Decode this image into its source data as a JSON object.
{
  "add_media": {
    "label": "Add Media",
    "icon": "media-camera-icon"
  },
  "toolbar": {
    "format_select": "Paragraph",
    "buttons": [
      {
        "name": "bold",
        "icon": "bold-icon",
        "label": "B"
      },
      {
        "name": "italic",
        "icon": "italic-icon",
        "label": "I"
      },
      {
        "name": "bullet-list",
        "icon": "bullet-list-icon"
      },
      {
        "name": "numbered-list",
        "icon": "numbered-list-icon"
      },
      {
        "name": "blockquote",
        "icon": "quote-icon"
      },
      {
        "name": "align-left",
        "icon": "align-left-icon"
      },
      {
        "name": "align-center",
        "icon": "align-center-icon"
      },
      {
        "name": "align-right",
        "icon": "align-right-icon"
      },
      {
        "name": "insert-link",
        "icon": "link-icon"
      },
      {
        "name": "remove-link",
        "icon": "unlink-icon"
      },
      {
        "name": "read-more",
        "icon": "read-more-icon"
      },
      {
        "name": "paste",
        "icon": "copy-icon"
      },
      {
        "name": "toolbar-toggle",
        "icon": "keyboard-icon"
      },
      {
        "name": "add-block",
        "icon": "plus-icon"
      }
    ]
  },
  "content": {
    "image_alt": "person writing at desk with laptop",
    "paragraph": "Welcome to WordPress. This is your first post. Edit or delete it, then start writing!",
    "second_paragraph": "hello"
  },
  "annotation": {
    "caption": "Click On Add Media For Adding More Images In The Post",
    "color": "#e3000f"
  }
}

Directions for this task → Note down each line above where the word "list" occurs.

Exercise result →
        "name": "bullet-list",
        "icon": "bullet-list-icon"
        "name": "numbered-list",
        "icon": "numbered-list-icon"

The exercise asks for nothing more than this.